Concerns over Russia’s intentions in Ukraine mounted after talks in Geneva between Russia and the U.S.-led NATO security alliance ended last week without success. Russia has amassed more than 100,000 troops and moved heavy weapons along its border with Ukraine in recent weeks and has begun positioning forces along the Belarus-Ukraine border.
The Pentagon accused Moscow of deploying armed saboteurs into Eastern Ukraine to start violence as a pretext for moving its troops into the country, a tactic Russia used in 2014 during its invasion and occupation of the Crimean Peninsula. The Russians said they would withdraw if NATO agreed to a series of security measures, including permanently banning Ukraine from the Western military alliance, a proposal that has been flatly refused. Secretary of State Antony Blinken ’84 will meet with Russian foreign minister, Sergey Lavrov, Friday in an attempt to find a resolution to the standoff.
U.S. President Joe Biden said on Friday he was convinced Russian President Vladimir Putin had made a decision to invade Ukraine, and though there was still room for diplomacy, he expected Russia to move on the country in the coming days. Russia has repeatedly denied preparing to invade Ukraine.
Acknowledging the “real possibility” of war, US Vice President Kamala Harris Harris tried to make the case to American allies that rapidly spiraling tensions on the Ukraine-Russia border meant European security was under threat and there should be unified support for economic penalties if the Kremlin invades its neighbor, Reuters reported.
As Western leaders warn of an imminent Russian invasion, Belarus defense minister Sunday said that in a step that further intensifies pressure on Ukraine, Russia and Belarus are extending military exercises that were due to end on Sunday.
Meanwhile, the Indian Embassy in Ukraine, meanwhile, advised all Indian nationals, whose stay is not deemed essential, to temporarily leave Ukraine. Indian students were also advised to also get in touch with respective student contractors for updates on chartered flights.
NATO Secretary General Jens Stoltenberg has posed the question that’s kept the world on edge for weeks: will Russia attack Ukraine? Not even those in the Russian government — besides President Vladimir Putin — appear to know the answer, but the fact remains that there has been a steady buildup of Russian troops and military hardware near the Ukraine border; the largest since the end of the Cold War.

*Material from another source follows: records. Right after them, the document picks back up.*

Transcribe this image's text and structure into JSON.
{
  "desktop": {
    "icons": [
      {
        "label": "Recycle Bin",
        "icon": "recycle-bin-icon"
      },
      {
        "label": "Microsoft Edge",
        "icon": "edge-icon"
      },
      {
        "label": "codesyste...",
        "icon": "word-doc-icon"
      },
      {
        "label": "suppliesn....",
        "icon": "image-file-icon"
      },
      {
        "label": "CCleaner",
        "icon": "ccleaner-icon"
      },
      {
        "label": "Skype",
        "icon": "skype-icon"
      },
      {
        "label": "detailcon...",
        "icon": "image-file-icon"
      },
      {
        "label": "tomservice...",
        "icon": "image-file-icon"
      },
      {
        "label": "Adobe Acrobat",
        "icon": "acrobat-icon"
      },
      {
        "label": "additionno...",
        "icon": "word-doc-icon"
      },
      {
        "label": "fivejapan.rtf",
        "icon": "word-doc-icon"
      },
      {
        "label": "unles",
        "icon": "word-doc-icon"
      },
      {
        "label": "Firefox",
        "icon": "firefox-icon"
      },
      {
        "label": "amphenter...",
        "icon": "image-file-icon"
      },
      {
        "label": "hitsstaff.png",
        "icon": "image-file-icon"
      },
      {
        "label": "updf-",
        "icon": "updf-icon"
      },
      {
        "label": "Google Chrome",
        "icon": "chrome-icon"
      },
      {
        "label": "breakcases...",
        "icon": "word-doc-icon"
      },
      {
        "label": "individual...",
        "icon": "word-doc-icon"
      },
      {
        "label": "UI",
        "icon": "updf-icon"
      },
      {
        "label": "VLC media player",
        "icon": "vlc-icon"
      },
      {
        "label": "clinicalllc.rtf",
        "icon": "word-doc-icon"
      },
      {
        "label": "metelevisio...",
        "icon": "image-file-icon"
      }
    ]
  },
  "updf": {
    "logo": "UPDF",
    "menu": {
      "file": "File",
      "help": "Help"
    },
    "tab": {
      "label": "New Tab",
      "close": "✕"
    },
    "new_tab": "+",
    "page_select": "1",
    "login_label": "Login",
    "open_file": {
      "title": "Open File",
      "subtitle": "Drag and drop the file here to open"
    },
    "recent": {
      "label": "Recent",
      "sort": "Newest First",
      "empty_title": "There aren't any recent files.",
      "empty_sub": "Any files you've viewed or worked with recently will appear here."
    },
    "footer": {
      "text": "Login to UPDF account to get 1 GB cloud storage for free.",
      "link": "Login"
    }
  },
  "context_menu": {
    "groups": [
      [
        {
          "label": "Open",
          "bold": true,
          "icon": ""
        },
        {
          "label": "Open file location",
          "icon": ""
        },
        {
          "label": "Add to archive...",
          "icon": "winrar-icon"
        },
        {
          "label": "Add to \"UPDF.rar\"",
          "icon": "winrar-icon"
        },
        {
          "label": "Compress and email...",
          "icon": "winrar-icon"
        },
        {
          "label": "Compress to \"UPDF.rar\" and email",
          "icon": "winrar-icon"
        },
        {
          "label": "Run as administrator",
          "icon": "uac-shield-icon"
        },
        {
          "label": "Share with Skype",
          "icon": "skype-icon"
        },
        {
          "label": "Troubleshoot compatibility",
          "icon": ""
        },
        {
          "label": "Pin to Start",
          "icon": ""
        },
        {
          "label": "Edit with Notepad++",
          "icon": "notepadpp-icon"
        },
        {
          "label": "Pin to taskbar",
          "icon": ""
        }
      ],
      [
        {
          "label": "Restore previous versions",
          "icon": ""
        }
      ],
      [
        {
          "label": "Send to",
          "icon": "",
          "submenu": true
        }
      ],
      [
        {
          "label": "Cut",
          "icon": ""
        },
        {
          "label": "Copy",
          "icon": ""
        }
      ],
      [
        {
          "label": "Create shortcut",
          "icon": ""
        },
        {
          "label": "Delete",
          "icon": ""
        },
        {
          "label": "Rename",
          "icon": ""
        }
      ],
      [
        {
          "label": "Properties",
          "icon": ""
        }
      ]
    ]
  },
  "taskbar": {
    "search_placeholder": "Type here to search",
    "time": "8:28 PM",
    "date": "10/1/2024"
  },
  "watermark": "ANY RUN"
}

“They have all the capabilities in place, Russia, to launch an attack on Ukraine without any warning at all. No one is denying that Russia has all these forces in place,” Stoltenberg told CNBC’s Hadley Gamble at the Munich Security Conference on Saturday. “The question is, will they launch an attack?”
Over 150,000 Russian troops are stationed at various points along the border with Ukraine. Russian forces have also been posted in Belarus, an ally that lies to the north of Ukraine.
According to reports, multiple explosions could be heard late Saturday and early Sunday in the center of the separatist-controlled city of Donetsk in eastern Ukraine. The origin of the explosions was not clear. Meanwhile, UK Prime Minister Boris Johnson told the BBC that the plans that the West is seeing at Ukraine’s border suggest that a Russian invasion could be “the biggest war in Europe since 1945 in terms of sheer scale”.
Almost 2,000 ceasefire violations were registered in eastern Ukraine by monitors for the Organization for Security and Cooperation in Europe Saturday, a diplomatic source told Reuters Sunday. The Ukrainian government and separatist forces have been fighting in eastern Ukraine since 2014. An upsurge in shelling has thrust the region to the center of tensions between Moscow and the West over a Russian military buildup near Ukraine.
“The fact is that this directly leads to an increase in tension. And when tension is escalated to the maximum, as it is now, for example, on the line of contact (in eastern Ukraine), then any spark, any unplanned incident or any minor planned provocation can lead to irreparable consequences,” he added. So all this has – may have – detrimental consequences. The daily exercise of announcing a date for Russia to invade Ukraine is a very bad practice,” a report by Reuters, quoting Biden stated.
Repeated Western predictions of a Russian invasion of Ukraine are provocative and may have adverse consequences, Kremlin spokesperson Dmitry Peskov said on Sunday. Putin takes no notice of such Western statements, Peskov told Rossiya 1 state TV.